Harrowing CCTV footage of the beatings meted out to Sheffield slavery victim Craig Kinsella was played to a judge at Sheffield Crown Court.
The disturbing images were taken from the Rookes family’s own CCTV system which covered the back garden of their home on Halifax Road, Parson Cross.
David Brooke, prosecuting, said ice cream business owner David Rooke, 44, his wife Donna, 40 and their son Jamie, 19, could all be seen attacking Craig Kinsella, 34.
Mr Brooke said the footage was recorded daily but deleted every 10 days, so only 10 days’ worth of CCTV was available to South Yorkshire Police.
But it was enough to force the trio to plead guilty to the attacks on Mr Kinsella, described by Judge Peter Kelson as ‘horrific’.

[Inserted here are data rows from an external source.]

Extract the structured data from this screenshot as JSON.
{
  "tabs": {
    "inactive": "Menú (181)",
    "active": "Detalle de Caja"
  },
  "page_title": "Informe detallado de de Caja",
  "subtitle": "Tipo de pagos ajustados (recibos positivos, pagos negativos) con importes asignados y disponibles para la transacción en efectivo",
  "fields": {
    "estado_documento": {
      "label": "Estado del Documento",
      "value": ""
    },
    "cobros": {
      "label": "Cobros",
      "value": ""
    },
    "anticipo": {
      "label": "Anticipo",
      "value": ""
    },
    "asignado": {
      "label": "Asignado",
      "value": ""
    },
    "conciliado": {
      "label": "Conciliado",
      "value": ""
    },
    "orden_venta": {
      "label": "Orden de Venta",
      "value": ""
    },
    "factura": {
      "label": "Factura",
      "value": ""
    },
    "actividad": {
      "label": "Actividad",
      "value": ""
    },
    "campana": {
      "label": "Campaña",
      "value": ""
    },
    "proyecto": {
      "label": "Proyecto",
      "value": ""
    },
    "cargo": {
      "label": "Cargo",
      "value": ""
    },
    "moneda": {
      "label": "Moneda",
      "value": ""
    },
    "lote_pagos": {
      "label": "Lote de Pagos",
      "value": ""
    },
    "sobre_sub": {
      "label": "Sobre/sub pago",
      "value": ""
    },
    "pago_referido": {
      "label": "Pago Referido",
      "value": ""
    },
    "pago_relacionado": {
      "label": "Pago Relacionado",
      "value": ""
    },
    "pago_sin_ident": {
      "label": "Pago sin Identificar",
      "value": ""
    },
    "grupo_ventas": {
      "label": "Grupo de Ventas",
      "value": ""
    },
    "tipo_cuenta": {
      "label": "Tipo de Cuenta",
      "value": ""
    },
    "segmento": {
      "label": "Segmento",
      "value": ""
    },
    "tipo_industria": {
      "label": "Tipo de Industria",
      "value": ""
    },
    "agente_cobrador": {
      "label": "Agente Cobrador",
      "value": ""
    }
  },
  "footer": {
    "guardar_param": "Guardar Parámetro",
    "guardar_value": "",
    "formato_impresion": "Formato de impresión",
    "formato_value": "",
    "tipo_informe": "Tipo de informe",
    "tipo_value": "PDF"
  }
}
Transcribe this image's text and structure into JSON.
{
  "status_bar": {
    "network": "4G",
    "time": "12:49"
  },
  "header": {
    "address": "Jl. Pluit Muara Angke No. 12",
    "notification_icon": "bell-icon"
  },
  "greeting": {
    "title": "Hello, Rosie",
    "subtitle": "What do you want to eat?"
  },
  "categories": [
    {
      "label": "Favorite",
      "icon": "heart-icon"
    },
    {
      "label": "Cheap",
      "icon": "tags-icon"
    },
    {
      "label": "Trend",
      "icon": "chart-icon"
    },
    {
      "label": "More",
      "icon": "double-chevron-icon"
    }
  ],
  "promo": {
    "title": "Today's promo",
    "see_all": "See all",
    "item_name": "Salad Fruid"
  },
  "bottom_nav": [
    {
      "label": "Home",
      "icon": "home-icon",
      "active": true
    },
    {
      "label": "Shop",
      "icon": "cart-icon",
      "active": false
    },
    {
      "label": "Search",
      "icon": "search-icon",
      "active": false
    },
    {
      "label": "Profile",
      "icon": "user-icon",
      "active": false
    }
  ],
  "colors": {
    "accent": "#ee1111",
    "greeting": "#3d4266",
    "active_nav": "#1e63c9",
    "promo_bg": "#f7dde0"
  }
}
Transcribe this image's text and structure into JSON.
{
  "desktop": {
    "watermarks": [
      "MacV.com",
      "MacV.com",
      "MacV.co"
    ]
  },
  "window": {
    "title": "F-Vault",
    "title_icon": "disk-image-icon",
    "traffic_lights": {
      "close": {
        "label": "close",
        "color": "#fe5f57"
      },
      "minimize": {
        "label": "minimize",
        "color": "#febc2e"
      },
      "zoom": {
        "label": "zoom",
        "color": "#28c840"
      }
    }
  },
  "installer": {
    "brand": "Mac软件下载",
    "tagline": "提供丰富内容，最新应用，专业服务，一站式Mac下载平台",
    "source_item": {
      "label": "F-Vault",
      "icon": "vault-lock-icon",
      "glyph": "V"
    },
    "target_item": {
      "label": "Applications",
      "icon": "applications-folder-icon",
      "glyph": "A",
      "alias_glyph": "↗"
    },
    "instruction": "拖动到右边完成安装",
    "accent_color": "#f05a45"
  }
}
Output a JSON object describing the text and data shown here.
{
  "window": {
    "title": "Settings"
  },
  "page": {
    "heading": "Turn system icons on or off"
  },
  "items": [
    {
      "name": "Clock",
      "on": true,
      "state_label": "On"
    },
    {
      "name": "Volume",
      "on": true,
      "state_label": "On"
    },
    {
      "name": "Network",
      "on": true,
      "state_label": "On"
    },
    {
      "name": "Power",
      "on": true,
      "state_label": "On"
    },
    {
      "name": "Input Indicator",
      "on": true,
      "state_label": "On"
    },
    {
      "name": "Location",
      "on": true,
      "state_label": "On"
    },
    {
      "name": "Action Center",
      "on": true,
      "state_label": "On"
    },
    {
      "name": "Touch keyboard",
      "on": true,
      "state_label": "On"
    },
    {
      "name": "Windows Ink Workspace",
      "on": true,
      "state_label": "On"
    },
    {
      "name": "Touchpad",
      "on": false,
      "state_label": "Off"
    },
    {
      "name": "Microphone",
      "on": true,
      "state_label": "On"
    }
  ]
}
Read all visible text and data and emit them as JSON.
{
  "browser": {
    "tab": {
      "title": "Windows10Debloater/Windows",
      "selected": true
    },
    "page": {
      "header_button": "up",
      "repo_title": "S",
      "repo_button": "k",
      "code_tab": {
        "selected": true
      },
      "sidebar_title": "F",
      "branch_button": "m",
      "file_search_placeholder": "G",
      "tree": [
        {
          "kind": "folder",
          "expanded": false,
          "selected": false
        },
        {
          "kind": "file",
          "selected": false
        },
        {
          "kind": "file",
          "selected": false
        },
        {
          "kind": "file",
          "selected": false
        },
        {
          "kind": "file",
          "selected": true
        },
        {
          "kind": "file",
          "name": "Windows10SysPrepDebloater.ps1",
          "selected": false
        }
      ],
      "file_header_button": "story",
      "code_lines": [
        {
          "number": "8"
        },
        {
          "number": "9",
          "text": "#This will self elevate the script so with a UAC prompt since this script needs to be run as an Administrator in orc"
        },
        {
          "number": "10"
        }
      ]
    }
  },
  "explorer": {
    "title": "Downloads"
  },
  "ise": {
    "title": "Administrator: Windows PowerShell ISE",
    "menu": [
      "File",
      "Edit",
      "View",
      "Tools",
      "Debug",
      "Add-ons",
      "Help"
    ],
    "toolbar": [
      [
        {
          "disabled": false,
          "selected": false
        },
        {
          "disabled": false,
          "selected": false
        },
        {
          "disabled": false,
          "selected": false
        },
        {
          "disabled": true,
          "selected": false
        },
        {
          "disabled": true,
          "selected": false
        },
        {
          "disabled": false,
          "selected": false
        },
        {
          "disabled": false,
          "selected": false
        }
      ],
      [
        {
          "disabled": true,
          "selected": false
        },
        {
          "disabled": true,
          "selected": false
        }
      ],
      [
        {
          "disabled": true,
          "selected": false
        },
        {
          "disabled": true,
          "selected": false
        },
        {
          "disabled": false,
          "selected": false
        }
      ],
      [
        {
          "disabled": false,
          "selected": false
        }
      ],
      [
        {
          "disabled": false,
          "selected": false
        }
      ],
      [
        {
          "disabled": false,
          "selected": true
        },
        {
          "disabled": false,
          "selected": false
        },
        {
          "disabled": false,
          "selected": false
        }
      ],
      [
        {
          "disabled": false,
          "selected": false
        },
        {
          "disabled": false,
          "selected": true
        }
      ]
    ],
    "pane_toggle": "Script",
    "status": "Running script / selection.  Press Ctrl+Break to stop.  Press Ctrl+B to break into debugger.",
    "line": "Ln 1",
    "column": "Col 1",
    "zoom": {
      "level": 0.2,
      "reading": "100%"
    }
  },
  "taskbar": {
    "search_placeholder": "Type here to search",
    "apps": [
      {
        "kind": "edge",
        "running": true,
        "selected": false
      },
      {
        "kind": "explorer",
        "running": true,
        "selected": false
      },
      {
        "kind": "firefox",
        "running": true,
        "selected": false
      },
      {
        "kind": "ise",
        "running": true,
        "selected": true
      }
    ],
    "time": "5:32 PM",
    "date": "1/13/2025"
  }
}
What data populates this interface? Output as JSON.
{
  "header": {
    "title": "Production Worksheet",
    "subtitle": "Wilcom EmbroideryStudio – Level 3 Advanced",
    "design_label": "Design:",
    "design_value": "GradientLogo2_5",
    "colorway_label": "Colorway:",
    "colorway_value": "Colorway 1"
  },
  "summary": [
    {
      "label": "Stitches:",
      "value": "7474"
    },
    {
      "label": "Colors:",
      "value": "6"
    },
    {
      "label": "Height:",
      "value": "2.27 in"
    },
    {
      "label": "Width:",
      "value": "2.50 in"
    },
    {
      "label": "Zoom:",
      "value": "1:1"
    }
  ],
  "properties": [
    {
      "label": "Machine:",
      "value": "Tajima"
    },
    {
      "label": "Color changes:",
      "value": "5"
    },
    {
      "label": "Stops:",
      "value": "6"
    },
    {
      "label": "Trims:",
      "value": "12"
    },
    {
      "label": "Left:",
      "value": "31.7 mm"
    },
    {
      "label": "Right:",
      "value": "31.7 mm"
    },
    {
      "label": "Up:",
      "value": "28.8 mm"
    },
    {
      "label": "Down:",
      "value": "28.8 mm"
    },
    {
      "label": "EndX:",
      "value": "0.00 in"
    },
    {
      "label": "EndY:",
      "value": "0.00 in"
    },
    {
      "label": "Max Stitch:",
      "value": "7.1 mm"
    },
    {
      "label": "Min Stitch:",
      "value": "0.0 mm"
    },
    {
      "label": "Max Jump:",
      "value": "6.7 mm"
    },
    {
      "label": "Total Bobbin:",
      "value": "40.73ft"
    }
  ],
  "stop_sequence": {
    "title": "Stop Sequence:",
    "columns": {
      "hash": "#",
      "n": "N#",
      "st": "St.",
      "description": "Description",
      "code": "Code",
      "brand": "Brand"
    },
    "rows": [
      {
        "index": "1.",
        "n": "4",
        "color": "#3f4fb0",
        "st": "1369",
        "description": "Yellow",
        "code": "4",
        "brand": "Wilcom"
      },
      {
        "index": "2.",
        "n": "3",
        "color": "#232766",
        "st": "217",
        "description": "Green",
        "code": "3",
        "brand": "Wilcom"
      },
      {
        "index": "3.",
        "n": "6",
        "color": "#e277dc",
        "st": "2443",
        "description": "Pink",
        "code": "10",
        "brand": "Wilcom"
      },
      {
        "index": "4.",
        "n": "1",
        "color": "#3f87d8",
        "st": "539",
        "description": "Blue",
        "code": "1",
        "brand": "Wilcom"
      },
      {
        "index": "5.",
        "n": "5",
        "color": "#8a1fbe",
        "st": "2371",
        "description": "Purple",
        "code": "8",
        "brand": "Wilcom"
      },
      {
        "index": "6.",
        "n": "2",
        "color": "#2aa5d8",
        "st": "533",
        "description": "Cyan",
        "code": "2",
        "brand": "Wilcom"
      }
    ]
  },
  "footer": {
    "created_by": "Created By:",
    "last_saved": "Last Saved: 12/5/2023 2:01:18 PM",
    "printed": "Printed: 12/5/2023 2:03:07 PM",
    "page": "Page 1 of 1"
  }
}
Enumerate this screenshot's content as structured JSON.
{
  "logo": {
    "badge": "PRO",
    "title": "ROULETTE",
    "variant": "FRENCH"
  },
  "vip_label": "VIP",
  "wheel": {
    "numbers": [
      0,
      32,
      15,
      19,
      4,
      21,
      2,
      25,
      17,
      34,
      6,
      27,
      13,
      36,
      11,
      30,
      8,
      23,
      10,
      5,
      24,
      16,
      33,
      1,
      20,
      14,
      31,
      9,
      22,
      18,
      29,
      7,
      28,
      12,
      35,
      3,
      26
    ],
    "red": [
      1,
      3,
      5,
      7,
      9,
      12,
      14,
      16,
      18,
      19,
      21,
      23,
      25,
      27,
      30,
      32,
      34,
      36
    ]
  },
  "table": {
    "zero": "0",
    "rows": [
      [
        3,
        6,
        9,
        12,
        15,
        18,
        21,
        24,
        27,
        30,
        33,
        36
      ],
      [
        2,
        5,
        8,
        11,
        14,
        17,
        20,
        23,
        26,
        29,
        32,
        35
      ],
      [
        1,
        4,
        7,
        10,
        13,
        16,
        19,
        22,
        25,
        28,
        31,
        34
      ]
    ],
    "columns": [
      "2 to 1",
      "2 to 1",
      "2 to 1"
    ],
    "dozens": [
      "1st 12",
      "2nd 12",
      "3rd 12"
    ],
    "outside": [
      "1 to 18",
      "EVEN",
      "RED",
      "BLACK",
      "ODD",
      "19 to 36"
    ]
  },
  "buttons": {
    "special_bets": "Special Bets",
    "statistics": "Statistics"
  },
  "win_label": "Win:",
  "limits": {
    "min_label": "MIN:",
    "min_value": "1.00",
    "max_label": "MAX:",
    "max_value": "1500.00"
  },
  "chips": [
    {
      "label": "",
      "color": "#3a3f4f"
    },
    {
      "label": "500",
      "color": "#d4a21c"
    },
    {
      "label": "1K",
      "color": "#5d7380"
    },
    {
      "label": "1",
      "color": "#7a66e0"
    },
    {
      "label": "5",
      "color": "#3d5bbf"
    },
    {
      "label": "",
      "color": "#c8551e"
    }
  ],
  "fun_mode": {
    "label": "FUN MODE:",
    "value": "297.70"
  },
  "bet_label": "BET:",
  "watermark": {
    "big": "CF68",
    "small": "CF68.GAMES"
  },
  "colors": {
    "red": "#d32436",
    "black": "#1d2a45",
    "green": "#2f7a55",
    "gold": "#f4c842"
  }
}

Officers were called to the property on July 7 last year after a neighbour was confronted by Jamie Rooke, who was wielding a knife.
Craig Kinsella was found battered and bruised and taken to the Northern General Hospital and a police investigation – Operation Koffee – was launched.
He was suffering from a broken right arm, a fractured rib, extreme bruising to his back and around his kidney, a fractured chin and cuts, and lumps and bruises on his head and legs.
In the footage David Rooke can be seen punching and slapping Mr Kinsella about the face, kicking him to the ground, stamping on him while wearing steel toe-capped boots and punching him.
Donna Rooke is seen slapping his face while Jamie Rooke is seen punching him repeatedly.
The judge said: “This was two months of horrific violence. One could not watch the CCTV without wincing repeatedly. You made him your punchbag.”
Mr Brook said Mr Kinsella’s day started at 7.30am when his first job was to clean up the family dogs’ mess from the garden – before next cleaning out their ice cream vans.
In a victim impact statement Mr Kinsella said he was in ‘constant fear’.
“I felt as if they controlled me,” he said. “They assaulted me and hit me for nothing.”
After the hearing DI Vicky Short said: “He is still recovering from his injuries. He is still in pain physically. Mentally, he is still reliving the incident.
“But he’s being looked after by a number of outside agencies. He was greatly in fear that his life would be taken.”